Reasons for Hard to Fit Contacts
Finding contact lenses that fit and wearing contact lenses in general can be made more challenging when these conditions affect your eyes:
- Dry eyes
- Giant Papillary Conjunctivitis (GPC)
Astigmatism: Astigmatism develops when the front surface of the eye or the lens, inside the eye, is curved differently in one direction than the other. This causes blurred vision and can be difficult to correct because regular (spherical) contacts cannot account for the astigmatism.
Dry Eyes: When eyes become excessively dry, it leads to irritation, burning, redness and blurred vision. Contact lenses can exacerbate these conditions by making it feel like a foreign object is stuck in your eye. Daily disposable contacts are a great option for patient's experiencing dry eyes.
GPC: This is a form of conjunctivitis caused by inflammation on the inner surface of the eyelid. Protein buildup on contact lenses can make this condition worse. Daily disposable contacts are helpful to patients experiencing this condition.
Keratoconus: This is a condition that causes blurred vision when wearing glasses or soft contact lenses. Keratoconus is a progressive eye disease where the cornea becomes thinner and begins to bulge into a cone-like shape. RGP (rigid gas permeable) or other specialty contacts are available in order for these patients to maintain good vision.
Presbyopia: Eyes tend to have a tougher time focusing on close objects as they age. This condition is known as presbyopia. It is a natural part of the aging process.
Solutions for Hard to Fit Contacts
Wearing contacts is not impossible if you suffer from one of the above conditions. You do need to meet with an eye care professional, however, and get prescribed contact lenses that are tailored to deal with your specific vision condition.
Gas permeable lenses are a good solution for patients who suffer from significant astigmatism or Keratoconus. A RGP lens is effective in masking the underlying irregular cornea and functions as the new refractive surface of the eye. RGP contact lenses are custom fitted to an individual's eyes with assistance from a "color map" that depicts the topography of the cornea.
Toric lenses are useful for correcting astigmatism. Since the lens needs to align with the astigmatism it is correcting, toric lenses must not rotate. These contacts are typically custom made to correct a specific amount and type of astigmatism. For that reason, these type of contacts takes longer to make and cost more than traditional spherical contact lenses.
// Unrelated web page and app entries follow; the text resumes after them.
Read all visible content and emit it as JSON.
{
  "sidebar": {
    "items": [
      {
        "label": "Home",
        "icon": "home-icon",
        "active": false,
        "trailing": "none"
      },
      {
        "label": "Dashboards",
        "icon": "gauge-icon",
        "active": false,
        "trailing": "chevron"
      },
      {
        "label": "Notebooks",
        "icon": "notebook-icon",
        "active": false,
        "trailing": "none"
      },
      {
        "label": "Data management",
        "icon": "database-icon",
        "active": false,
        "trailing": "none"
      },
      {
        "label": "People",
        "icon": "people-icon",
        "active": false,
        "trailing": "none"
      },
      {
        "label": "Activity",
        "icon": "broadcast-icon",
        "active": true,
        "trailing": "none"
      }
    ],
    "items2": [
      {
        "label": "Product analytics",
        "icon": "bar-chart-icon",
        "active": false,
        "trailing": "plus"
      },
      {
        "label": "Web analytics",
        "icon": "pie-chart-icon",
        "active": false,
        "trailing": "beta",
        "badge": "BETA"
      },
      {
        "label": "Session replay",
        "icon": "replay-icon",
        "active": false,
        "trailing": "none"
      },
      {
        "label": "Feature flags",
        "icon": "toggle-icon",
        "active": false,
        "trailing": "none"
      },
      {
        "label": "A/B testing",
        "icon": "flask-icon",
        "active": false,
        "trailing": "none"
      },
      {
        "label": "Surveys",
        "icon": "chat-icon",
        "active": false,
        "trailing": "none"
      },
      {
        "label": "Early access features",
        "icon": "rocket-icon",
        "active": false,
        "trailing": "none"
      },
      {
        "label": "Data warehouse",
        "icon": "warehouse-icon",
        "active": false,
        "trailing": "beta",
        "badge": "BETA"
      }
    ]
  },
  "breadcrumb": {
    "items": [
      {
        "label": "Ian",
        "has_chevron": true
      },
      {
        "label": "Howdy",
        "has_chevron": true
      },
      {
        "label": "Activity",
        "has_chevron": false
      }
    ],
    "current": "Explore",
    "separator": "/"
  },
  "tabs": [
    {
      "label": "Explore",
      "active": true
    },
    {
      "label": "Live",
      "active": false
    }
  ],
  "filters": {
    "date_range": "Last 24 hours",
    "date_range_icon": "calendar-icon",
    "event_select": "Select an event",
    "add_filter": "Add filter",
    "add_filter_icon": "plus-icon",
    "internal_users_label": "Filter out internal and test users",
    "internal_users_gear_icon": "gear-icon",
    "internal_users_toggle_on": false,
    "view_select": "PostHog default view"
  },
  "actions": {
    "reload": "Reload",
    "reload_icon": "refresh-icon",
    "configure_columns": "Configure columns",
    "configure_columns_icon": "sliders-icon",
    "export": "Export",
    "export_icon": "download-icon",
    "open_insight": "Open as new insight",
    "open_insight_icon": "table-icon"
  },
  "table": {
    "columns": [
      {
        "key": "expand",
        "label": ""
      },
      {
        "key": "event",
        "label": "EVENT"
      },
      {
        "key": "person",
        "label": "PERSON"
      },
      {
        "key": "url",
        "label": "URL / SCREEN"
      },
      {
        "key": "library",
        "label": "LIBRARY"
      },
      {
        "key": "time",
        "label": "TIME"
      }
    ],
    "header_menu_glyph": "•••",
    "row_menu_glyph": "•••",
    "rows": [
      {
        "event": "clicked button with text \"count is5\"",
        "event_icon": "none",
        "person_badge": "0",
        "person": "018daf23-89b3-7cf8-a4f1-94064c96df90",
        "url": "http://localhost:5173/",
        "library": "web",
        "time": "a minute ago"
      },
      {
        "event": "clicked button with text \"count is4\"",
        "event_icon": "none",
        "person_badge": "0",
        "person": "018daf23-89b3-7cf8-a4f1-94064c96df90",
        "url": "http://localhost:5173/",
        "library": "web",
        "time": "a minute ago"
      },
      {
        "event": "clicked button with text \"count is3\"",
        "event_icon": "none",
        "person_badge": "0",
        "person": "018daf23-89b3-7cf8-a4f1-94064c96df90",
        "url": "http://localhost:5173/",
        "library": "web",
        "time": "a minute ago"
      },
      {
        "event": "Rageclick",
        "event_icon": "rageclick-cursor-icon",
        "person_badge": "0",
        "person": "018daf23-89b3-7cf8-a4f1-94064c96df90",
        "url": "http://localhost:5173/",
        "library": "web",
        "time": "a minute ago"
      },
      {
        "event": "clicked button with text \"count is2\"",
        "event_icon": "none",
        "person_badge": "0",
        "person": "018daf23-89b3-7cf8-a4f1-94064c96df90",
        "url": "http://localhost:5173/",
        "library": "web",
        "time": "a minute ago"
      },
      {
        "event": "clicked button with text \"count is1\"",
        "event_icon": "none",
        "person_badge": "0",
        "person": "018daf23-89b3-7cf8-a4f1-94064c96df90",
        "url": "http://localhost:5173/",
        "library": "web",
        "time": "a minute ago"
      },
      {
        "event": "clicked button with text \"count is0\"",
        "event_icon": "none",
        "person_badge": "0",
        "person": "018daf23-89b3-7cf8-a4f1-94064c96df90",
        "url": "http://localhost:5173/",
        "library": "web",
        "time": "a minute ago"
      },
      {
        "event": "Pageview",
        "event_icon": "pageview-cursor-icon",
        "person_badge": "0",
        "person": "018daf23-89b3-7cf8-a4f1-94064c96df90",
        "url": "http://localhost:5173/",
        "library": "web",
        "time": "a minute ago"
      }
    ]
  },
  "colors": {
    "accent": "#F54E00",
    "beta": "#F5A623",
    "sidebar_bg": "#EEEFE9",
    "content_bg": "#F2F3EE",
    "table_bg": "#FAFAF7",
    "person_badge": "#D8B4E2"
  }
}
Bifocal and multifocal lenses can help remedy presbyopia. Monovision lenses are another option for presbyopia. This type of lenses can have one fitted for distance vision and the other for seeing close objects.
Medicated eye drops can be an effective solution for dealing with dry eyes. They will lubricate eyes enough to make contact lenses more bearable, although a punctual occlusion also can be done to plug the ducts in some extreme cases. GPC symptoms can also be lessened through medicated eye drops or punctal occlusion.